▶ MATERIALS PROVIDED:
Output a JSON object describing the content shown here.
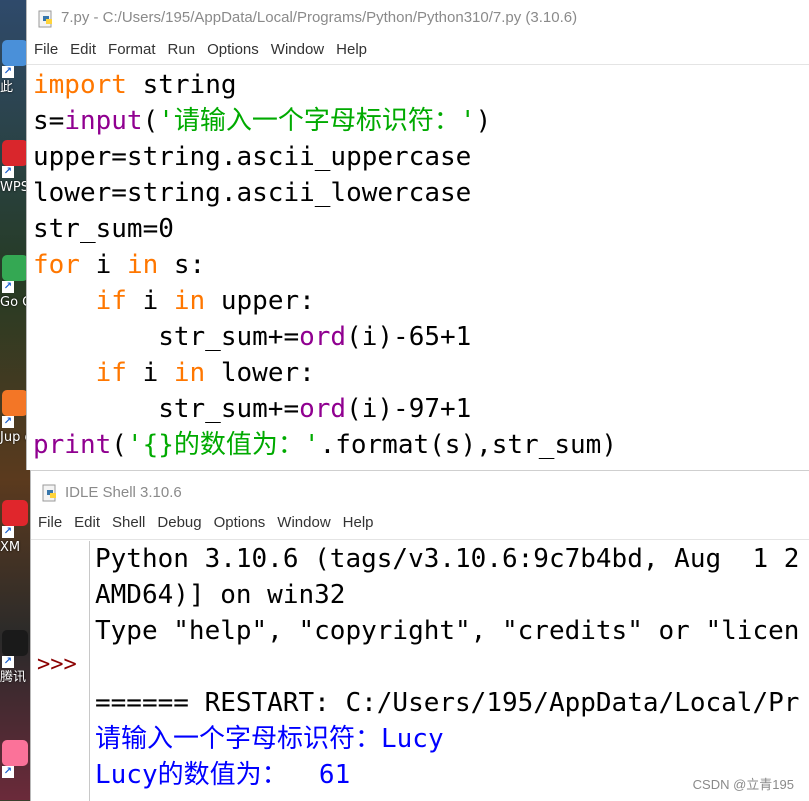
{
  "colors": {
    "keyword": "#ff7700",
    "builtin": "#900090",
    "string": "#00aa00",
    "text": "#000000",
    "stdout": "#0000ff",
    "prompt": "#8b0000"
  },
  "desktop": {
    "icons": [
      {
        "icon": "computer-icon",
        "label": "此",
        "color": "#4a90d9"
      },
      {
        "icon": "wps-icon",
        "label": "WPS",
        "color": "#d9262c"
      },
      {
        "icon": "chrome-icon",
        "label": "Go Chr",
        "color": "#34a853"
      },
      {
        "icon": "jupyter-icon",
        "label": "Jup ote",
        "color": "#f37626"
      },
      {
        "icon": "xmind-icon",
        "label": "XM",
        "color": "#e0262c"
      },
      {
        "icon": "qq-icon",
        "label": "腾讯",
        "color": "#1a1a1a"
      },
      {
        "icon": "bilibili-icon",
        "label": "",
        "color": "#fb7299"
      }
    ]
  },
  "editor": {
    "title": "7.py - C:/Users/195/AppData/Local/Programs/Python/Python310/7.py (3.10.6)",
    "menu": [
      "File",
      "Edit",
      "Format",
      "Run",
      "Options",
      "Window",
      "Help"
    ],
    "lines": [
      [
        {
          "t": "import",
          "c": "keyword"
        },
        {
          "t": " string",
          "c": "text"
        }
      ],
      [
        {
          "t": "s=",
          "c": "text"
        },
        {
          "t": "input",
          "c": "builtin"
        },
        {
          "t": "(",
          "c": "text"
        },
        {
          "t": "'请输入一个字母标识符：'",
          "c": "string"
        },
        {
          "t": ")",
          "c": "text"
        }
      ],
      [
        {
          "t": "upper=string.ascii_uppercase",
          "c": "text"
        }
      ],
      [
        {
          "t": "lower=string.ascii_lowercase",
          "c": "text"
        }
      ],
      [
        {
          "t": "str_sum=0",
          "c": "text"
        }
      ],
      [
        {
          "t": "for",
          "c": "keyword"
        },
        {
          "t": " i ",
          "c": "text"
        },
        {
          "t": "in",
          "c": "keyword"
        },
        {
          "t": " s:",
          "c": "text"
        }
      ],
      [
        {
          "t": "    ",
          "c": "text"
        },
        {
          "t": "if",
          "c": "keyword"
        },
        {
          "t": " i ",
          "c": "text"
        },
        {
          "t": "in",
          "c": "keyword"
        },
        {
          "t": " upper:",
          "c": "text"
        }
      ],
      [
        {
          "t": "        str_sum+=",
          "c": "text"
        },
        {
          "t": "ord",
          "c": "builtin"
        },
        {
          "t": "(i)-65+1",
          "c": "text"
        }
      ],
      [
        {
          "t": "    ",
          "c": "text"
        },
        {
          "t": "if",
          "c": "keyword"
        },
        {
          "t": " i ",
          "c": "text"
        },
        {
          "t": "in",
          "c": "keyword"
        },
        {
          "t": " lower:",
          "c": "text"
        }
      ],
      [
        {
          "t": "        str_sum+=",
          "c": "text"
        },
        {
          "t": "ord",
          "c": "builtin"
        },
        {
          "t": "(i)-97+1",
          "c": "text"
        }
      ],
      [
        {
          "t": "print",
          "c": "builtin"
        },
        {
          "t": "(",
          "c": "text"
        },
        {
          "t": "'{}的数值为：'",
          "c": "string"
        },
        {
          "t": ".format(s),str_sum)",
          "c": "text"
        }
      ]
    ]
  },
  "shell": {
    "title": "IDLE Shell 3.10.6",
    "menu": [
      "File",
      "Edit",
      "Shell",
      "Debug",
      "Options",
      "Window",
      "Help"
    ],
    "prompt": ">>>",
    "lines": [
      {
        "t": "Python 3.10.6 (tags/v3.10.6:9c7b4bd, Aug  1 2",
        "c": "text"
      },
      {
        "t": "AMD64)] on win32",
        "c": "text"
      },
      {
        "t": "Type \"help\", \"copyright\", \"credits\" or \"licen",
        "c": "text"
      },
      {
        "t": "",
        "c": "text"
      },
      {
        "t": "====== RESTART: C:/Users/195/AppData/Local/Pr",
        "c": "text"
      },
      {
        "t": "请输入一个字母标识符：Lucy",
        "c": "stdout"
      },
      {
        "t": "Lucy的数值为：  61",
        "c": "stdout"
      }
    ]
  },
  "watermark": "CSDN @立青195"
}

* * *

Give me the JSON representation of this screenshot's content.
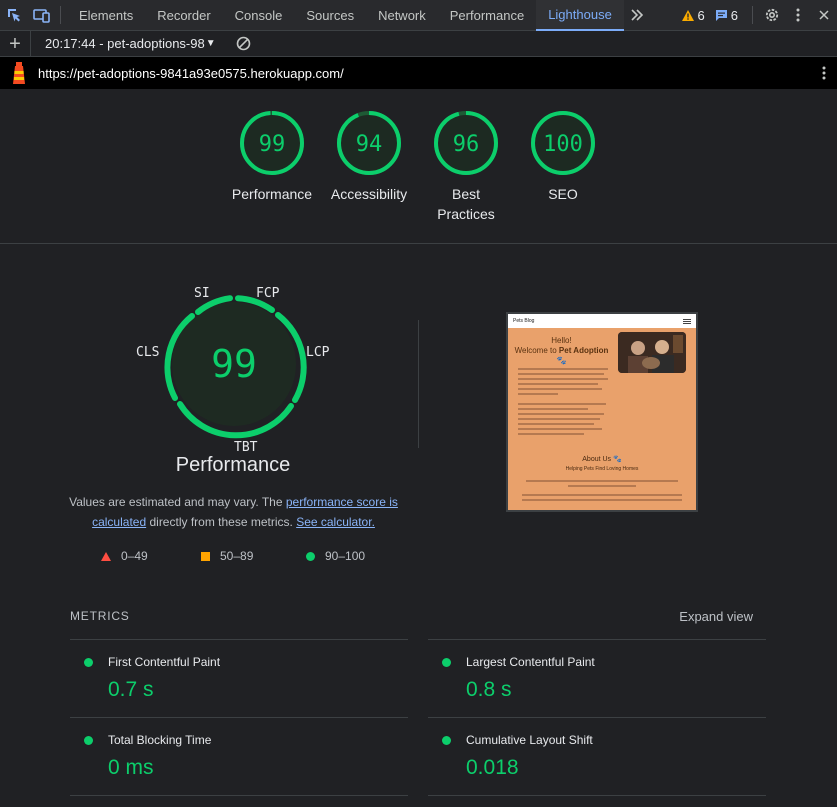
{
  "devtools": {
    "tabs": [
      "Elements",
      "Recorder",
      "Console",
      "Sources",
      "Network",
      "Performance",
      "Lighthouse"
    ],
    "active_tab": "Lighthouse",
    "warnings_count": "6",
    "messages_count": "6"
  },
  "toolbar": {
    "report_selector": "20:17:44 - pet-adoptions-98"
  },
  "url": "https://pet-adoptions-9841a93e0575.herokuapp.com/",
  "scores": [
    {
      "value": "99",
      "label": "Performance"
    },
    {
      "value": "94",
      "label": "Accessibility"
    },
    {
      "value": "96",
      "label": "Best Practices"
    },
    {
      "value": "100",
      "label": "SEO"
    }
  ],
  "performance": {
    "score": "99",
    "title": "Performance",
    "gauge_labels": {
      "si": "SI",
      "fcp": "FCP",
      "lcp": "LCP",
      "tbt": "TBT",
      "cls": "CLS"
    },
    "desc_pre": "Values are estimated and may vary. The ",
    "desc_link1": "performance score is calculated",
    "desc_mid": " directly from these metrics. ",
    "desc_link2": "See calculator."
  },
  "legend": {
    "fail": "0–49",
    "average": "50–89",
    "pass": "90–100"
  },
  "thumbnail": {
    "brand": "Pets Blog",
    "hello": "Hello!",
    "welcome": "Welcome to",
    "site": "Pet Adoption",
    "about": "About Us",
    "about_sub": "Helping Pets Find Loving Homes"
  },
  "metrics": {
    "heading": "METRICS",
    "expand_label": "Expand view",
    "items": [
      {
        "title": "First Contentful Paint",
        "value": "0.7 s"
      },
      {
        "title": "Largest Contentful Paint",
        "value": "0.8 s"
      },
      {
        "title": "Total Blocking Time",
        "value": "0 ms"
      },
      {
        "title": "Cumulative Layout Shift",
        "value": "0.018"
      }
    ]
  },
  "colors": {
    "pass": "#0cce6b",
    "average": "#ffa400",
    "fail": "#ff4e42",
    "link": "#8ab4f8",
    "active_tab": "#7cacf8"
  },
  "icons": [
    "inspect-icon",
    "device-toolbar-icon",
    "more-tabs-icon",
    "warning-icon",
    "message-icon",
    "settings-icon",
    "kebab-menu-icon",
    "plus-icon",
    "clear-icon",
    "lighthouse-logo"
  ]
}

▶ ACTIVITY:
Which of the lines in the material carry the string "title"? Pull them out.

▶ RESPONSE TO THIS TASK:
    "title": "7.py - C:/Users/195/AppData/Local/Programs/Python/Python310/7.py (3.10.6)",
    "title": "IDLE Shell 3.10.6",
    "title": "Performance",
        "title": "First Contentful Paint",
        "title": "Largest Contentful Paint",
        "title": "Total Blocking Time",
        "title": "Cumulative Layout Shift",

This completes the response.